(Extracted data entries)
________________

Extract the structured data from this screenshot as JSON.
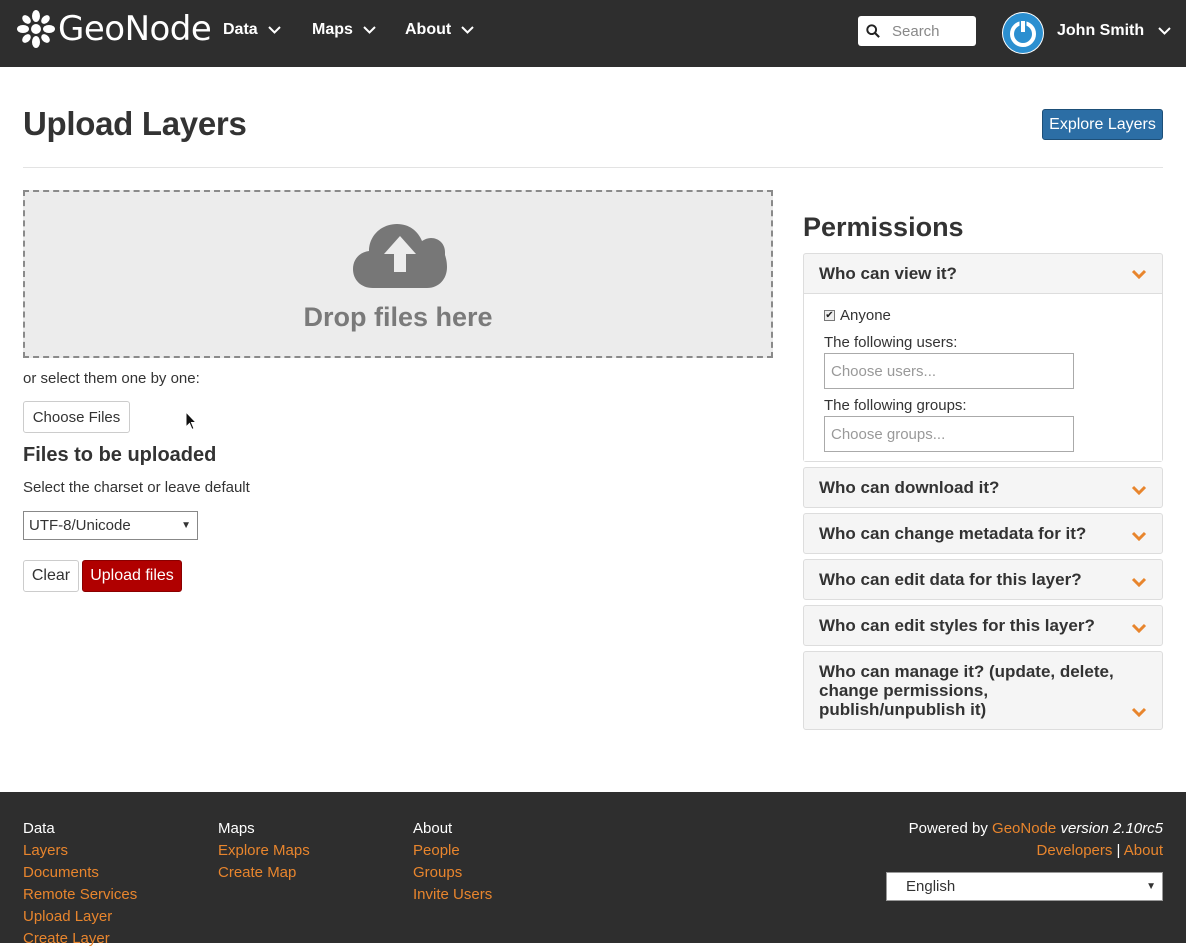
{
  "navbar": {
    "brand": "GeoNode",
    "menus": [
      {
        "label": "Data"
      },
      {
        "label": "Maps"
      },
      {
        "label": "About"
      }
    ],
    "search_placeholder": "Search",
    "user_name": "John Smith"
  },
  "header": {
    "title": "Upload Layers",
    "explore_button": "Explore Layers"
  },
  "upload": {
    "drop_text": "Drop files here",
    "select_one_text": "or select them one by one:",
    "choose_button": "Choose Files",
    "files_title": "Files to be uploaded",
    "charset_label": "Select the charset or leave default",
    "charset_value": "UTF-8/Unicode",
    "clear_button": "Clear",
    "upload_button": "Upload files"
  },
  "permissions": {
    "title": "Permissions",
    "view": {
      "heading": "Who can view it?",
      "anyone_label": "Anyone",
      "anyone_checked": true,
      "users_label": "The following users:",
      "users_placeholder": "Choose users...",
      "groups_label": "The following groups:",
      "groups_placeholder": "Choose groups..."
    },
    "panels": [
      "Who can download it?",
      "Who can change metadata for it?",
      "Who can edit data for this layer?",
      "Who can edit styles for this layer?",
      "Who can manage it? (update, delete, change permissions, publish/unpublish it)"
    ]
  },
  "footer": {
    "columns": [
      {
        "heading": "Data",
        "links": [
          "Layers",
          "Documents",
          "Remote Services",
          "Upload Layer",
          "Create Layer"
        ]
      },
      {
        "heading": "Maps",
        "links": [
          "Explore Maps",
          "Create Map"
        ]
      },
      {
        "heading": "About",
        "links": [
          "People",
          "Groups",
          "Invite Users"
        ]
      }
    ],
    "powered_by": "Powered by",
    "geonode_link": "GeoNode",
    "version": "version 2.10rc5",
    "developers_link": "Developers",
    "separator": "|",
    "about_link": "About",
    "language": "English"
  },
  "colors": {
    "navbar_bg": "#2e2e2e",
    "primary_button": "#2c6ea5",
    "danger_button": "#b00000",
    "footer_link": "#e8852d",
    "caret": "#e8852d"
  }
}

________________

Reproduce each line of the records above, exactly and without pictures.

Extract the structured data from this screenshot as JSON.
{
  "navbar": {
    "brand": "GeoNode",
    "menus": [
      {
        "label": "Data"
      },
      {
        "label": "Maps"
      },
      {
        "label": "About"
      }
    ],
    "search_placeholder": "Search",
    "user_name": "John Smith"
  },
  "header": {
    "title": "Upload Layers",
    "explore_button": "Explore Layers"
  },
  "upload": {
    "drop_text": "Drop files here",
    "select_one_text": "or select them one by one:",
    "choose_button": "Choose Files",
    "files_title": "Files to be uploaded",
    "charset_label": "Select the charset or leave default",
    "charset_value": "UTF-8/Unicode",
    "clear_button": "Clear",
    "upload_button": "Upload files"
  },
  "permissions": {
    "title": "Permissions",
    "view": {
      "heading": "Who can view it?",
      "anyone_label": "Anyone",
      "anyone_checked": true,
      "users_label": "The following users:",
      "users_placeholder": "Choose users...",
      "groups_label": "The following groups:",
      "groups_placeholder": "Choose groups..."
    },
    "panels": [
      "Who can download it?",
      "Who can change metadata for it?",
      "Who can edit data for this layer?",
      "Who can edit styles for this layer?",
      "Who can manage it? (update, delete, change permissions, publish/unpublish it)"
    ]
  },
  "footer": {
    "columns": [
      {
        "heading": "Data",
        "links": [
          "Layers",
          "Documents",
          "Remote Services",
          "Upload Layer",
          "Create Layer"
        ]
      },
      {
        "heading": "Maps",
        "links": [
          "Explore Maps",
          "Create Map"
        ]
      },
      {
        "heading": "About",
        "links": [
          "People",
          "Groups",
          "Invite Users"
        ]
      }
    ],
    "powered_by": "Powered by",
    "geonode_link": "GeoNode",
    "version": "version 2.10rc5",
    "developers_link": "Developers",
    "separator": "|",
    "about_link": "About",
    "language": "English"
  },
  "colors": {
    "navbar_bg": "#2e2e2e",
    "primary_button": "#2c6ea5",
    "danger_button": "#b00000",
    "footer_link": "#e8852d",
    "caret": "#e8852d"
  }
}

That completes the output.